_Work instruction:_ Looking at the data below, how many lines include the word "icon"? Respond with the number only.

_Material provided:_
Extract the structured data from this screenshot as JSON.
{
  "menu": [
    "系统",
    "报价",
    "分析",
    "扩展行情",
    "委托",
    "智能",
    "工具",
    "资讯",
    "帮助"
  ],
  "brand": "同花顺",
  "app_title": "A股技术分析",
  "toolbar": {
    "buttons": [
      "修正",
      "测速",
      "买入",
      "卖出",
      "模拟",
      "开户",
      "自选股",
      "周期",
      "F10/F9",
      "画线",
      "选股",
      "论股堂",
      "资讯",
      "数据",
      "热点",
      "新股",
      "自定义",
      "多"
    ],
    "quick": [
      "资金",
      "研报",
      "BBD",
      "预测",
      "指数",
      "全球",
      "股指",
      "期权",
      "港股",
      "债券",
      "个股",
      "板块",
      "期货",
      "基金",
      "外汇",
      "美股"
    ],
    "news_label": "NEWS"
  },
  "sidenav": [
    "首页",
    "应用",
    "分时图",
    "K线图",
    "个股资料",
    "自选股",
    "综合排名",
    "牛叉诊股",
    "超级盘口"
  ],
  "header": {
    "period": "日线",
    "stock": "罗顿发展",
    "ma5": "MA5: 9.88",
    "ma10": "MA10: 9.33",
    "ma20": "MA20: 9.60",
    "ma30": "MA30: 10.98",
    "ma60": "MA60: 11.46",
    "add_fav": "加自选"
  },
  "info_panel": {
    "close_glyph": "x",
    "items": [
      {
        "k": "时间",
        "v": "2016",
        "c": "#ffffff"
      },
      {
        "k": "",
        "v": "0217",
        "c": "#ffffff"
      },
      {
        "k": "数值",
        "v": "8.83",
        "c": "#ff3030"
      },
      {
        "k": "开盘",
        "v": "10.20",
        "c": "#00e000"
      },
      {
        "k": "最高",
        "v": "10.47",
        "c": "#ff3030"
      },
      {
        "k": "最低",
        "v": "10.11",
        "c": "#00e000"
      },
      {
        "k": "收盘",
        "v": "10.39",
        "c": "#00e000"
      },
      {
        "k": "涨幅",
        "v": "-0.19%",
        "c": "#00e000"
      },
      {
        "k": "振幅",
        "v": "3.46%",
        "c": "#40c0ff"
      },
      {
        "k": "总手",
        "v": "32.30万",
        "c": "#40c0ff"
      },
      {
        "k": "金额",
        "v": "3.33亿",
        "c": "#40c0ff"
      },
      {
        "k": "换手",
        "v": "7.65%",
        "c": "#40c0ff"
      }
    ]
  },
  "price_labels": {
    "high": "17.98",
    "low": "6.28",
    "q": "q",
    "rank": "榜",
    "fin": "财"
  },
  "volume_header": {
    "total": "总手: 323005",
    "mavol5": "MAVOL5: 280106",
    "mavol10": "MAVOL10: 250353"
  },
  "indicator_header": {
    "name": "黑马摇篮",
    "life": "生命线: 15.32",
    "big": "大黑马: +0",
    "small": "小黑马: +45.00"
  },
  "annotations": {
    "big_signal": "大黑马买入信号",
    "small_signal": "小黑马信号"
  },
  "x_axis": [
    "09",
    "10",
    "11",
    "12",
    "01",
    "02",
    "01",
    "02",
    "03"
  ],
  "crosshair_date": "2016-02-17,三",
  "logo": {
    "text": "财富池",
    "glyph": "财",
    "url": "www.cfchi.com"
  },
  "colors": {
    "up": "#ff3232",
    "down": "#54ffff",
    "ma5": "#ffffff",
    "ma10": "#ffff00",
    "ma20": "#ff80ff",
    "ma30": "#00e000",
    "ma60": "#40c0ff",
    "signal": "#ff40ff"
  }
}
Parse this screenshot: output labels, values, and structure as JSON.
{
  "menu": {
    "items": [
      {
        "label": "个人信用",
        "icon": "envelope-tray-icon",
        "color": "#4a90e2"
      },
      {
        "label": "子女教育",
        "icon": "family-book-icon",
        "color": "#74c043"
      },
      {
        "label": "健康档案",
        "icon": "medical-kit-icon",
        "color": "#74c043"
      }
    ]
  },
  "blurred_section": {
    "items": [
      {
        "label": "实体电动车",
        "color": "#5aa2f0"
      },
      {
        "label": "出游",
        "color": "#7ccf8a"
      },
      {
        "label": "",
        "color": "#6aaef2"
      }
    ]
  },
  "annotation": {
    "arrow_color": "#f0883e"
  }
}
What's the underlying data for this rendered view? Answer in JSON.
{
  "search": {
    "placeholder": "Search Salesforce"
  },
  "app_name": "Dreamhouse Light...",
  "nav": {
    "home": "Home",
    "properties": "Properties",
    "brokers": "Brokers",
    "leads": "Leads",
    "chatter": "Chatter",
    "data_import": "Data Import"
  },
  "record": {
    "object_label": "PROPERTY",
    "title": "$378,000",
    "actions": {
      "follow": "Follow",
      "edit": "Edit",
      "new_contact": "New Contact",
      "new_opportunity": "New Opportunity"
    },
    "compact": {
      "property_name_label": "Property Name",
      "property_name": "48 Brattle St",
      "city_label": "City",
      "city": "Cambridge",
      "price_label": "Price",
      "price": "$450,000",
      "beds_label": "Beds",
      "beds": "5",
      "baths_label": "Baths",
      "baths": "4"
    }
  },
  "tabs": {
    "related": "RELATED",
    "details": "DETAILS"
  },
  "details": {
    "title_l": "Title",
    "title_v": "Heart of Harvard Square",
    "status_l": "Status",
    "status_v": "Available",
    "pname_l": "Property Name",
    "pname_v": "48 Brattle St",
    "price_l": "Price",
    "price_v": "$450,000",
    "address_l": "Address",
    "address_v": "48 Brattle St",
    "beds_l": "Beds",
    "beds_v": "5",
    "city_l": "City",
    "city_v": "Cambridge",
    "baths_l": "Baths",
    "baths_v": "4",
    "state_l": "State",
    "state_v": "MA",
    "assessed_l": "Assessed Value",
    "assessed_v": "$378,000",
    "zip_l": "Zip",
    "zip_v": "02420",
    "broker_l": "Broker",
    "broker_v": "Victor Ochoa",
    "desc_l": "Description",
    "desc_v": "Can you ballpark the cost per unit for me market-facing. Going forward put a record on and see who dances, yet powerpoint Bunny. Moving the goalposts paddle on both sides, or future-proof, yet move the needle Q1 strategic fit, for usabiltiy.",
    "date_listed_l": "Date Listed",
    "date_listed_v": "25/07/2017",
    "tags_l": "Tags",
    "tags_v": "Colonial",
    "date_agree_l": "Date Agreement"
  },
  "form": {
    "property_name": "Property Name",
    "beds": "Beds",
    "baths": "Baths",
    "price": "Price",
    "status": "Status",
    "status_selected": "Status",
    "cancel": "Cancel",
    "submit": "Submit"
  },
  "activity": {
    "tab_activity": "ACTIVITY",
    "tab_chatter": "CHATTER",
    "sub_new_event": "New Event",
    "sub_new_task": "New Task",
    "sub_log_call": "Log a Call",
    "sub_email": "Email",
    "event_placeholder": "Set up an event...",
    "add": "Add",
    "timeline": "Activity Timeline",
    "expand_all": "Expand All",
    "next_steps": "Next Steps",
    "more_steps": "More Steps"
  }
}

_Task response:_ 3